Elbow replacement is performed to repair severe damage within the elbow joint caused by osteoarthritis, fractures, tumors, tissue tears or other serious conditions. Patients with these conditions often experience pain, stiffness and an inability to use the arm during regular activity.
During the elbow replacement procedure, the damaged bone ends are removed from the joint and replaced with a prosthetic device that is held in place with bone cement and connected with a hinge. This procedure is performed under general anesthesia. Patients will need to undergo physical therapy after joint replacement in order to restore strength and stability to the joint before returning to physical activity.
A fracture is a break or crack in a bone that occurs when the bone cannot withstand outside forces, often as a result of trauma or disease. Fracture, break and crack all refer to the same thing. Fractures can range from a small crack in the bone to complete separation. They are often caused by a fall, motor vehicle accident or sports injury.

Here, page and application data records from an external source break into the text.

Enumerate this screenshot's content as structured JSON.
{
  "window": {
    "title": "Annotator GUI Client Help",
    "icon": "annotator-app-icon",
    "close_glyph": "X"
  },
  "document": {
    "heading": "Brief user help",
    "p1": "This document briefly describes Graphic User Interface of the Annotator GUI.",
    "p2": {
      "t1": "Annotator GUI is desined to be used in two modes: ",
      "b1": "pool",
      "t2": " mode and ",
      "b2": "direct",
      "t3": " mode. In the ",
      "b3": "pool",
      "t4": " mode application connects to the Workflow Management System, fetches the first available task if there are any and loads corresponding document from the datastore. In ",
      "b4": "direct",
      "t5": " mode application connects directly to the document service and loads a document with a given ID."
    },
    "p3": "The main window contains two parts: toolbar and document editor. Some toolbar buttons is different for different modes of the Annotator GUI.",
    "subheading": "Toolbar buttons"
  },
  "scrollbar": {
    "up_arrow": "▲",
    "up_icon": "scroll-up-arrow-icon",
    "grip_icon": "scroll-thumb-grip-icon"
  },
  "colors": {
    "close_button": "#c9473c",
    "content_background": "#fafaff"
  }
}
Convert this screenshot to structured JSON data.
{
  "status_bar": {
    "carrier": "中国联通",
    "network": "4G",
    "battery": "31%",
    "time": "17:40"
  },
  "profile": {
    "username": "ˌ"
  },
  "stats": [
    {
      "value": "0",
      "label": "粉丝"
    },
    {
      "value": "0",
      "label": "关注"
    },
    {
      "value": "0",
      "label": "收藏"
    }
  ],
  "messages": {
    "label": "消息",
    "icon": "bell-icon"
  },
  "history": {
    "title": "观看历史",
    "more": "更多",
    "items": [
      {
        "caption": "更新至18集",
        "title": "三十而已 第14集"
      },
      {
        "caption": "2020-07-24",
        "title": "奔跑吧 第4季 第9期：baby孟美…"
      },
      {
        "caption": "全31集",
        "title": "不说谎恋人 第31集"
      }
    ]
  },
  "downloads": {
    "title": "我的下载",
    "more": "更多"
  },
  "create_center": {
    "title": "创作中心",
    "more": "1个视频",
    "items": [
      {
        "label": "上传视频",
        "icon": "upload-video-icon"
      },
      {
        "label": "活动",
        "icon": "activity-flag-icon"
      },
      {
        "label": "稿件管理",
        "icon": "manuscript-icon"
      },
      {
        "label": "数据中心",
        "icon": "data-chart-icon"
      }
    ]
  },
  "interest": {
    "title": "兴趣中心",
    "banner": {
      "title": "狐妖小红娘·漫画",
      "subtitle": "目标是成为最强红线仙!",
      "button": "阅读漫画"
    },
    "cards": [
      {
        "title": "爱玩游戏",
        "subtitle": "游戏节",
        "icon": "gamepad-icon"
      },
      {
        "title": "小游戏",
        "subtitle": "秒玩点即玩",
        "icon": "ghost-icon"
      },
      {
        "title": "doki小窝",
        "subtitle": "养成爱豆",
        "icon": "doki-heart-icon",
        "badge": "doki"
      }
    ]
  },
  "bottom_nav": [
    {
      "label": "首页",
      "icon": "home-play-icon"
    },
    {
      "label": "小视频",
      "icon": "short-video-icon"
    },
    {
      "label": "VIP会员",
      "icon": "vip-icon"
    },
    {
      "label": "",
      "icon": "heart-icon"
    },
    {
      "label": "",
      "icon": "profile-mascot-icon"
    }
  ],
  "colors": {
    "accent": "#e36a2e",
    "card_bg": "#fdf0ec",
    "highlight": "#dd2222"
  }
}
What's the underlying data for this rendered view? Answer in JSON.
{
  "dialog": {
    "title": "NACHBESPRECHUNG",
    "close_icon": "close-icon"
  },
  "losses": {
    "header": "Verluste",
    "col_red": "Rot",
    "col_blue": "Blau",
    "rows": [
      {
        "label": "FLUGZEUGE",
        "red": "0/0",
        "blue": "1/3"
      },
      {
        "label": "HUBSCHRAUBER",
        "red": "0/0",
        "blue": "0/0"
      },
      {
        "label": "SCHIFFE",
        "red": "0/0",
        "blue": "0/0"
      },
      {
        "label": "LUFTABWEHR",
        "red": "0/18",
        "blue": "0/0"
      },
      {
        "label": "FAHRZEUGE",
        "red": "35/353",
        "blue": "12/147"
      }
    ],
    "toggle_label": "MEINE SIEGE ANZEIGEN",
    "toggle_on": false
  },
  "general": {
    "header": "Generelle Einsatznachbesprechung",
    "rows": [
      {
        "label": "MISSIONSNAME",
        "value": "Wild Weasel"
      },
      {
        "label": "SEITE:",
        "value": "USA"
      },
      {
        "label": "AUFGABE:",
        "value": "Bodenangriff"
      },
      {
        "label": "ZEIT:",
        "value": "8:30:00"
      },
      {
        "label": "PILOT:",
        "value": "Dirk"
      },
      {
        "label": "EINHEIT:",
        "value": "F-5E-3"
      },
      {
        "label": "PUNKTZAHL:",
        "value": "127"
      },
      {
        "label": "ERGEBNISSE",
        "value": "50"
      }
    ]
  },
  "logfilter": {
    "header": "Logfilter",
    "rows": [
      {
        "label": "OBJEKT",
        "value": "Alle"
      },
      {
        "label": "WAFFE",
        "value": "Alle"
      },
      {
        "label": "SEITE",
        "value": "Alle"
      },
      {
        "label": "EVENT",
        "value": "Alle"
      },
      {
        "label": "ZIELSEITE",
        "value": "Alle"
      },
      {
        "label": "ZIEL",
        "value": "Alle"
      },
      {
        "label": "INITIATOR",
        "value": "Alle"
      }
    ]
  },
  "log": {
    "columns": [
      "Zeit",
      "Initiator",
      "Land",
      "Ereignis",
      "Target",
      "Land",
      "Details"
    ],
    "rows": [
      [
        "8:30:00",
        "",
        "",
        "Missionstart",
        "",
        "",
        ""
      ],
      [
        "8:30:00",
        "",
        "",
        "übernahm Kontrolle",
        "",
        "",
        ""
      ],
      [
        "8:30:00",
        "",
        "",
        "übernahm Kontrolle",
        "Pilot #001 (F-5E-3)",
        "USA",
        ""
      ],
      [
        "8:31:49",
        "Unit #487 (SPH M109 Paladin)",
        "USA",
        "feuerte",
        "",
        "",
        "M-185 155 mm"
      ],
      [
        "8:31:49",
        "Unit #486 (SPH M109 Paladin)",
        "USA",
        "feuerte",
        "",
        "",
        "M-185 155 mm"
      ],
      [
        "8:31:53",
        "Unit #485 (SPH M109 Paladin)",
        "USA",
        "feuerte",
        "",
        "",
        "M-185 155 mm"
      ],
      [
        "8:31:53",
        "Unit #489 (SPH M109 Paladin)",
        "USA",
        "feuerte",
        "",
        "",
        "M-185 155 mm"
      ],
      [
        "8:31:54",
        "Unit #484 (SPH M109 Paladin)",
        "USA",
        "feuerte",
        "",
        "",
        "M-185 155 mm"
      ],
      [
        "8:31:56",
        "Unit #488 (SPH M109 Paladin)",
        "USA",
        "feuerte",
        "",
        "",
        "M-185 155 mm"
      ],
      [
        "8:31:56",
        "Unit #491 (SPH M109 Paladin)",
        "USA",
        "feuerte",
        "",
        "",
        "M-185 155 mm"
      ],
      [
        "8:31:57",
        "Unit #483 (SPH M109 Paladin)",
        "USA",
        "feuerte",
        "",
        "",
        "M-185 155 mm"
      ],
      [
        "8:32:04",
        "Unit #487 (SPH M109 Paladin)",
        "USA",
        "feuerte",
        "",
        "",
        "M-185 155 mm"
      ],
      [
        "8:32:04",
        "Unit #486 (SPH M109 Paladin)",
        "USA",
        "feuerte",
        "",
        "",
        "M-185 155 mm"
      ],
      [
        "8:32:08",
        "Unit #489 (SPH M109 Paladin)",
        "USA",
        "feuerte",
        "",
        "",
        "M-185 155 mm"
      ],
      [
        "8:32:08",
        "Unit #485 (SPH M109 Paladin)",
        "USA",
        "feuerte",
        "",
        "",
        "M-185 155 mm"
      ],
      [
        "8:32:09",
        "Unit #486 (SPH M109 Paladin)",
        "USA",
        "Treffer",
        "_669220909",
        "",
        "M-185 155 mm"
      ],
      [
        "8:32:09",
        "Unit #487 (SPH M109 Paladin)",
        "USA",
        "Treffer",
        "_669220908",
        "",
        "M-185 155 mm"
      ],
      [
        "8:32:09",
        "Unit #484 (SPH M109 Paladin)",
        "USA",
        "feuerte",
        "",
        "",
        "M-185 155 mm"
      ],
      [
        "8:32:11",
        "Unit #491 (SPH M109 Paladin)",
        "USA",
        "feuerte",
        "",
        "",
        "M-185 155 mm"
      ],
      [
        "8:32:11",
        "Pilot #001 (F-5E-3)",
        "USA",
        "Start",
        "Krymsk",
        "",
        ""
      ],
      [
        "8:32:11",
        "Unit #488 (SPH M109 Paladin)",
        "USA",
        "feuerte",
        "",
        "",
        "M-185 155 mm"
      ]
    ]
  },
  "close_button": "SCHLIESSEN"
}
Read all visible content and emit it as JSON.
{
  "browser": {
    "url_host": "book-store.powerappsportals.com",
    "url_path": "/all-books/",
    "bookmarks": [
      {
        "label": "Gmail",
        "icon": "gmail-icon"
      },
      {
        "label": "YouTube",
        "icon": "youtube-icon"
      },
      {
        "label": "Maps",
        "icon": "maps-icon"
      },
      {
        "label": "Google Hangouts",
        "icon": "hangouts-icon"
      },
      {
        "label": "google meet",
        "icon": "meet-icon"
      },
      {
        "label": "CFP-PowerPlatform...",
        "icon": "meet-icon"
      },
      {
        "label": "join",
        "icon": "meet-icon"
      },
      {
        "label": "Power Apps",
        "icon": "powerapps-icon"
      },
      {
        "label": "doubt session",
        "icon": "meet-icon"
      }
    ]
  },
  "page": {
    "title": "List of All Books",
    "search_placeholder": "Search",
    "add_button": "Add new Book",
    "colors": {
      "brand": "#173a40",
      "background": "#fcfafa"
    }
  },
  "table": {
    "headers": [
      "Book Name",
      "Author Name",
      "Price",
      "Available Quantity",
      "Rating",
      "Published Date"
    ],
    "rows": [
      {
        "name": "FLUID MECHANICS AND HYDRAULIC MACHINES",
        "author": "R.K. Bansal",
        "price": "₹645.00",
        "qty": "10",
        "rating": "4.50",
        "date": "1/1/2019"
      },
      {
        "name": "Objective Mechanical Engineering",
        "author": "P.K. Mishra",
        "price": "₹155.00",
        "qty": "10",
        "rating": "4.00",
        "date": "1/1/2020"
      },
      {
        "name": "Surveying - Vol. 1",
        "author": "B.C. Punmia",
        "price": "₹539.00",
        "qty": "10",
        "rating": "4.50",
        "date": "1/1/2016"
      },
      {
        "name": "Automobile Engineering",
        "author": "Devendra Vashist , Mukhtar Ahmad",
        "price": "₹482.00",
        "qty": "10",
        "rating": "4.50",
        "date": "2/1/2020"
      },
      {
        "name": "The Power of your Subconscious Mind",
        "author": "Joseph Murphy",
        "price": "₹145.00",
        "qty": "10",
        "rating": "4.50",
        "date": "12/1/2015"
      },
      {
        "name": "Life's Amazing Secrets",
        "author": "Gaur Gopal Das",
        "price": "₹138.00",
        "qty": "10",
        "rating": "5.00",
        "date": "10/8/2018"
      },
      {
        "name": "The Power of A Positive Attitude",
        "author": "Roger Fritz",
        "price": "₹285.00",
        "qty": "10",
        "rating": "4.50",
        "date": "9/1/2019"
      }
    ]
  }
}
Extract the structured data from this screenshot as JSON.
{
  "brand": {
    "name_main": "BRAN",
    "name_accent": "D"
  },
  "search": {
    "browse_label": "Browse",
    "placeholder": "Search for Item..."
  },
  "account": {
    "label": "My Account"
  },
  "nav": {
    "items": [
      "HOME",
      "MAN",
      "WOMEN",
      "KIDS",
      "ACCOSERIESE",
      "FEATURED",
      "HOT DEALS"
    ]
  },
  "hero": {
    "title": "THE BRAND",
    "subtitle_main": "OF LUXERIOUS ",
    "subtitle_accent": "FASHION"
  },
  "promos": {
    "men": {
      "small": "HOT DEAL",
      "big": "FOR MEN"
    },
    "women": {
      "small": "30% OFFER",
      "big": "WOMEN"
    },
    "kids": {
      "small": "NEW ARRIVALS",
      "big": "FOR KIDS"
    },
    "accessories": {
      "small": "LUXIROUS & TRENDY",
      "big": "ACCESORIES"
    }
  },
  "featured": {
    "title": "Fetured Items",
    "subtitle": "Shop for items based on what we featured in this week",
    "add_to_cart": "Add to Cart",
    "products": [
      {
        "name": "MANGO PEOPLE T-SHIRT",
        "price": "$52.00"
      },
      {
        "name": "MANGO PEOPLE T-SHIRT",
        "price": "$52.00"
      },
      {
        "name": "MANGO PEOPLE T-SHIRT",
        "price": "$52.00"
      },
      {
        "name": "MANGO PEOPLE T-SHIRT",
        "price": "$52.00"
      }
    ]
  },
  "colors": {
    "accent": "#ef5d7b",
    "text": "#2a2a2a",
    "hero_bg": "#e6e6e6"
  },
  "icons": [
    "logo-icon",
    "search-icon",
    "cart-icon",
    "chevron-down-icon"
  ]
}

Normal activities can also cause fractures for people at a higher risk, including those with low bone density (osteoporosis), bone tumors, cancer or brittle bone disease (osteogenesis imperfecta).
Some of the different types of fractures include:
A bone fracture causes pain, swelling and sometimes bruising of the affected area. Applied weight or pressure causes even more severe pain. They are usually easy to diagnose, but treatment requires precision and care by experienced professionals.
At South Island Orthopaedic Group, we offer specialized knowledge and care for the treatment of fractures. Our doctors will treat your injury every step of the way until it is completely healed. Bone fractures can be diagnosed through a physical examination and an X-ray or CT scan. Immobilizing the area is often helpful in relieving pain before proper treatment begins. Treatment for bone fractures depends on the location and type of fracture, as well as the patient's medical history. We take all of these factors into account when developing a treatment plan.
Mild fractures, including stress and greenstick fractures, usually only require the conservative treatment methods of ice, rest and anti-inflammatory medication. Moderate fractures may require splints or braces along with pain medication. The immobilization helps relieve pain and speed up recovery. More severe fractures may require surgical treatment, especially open fractures with wounds that need to be closed.
After the proper treatment is performed, the rehabilitation process begins. It is important to care for your fracture while it heals. Full healing can take several weeks to several months. Your doctor will advise you on how to care for your fracture and helpful measures you can take to ensure a speedy and healthy recovery.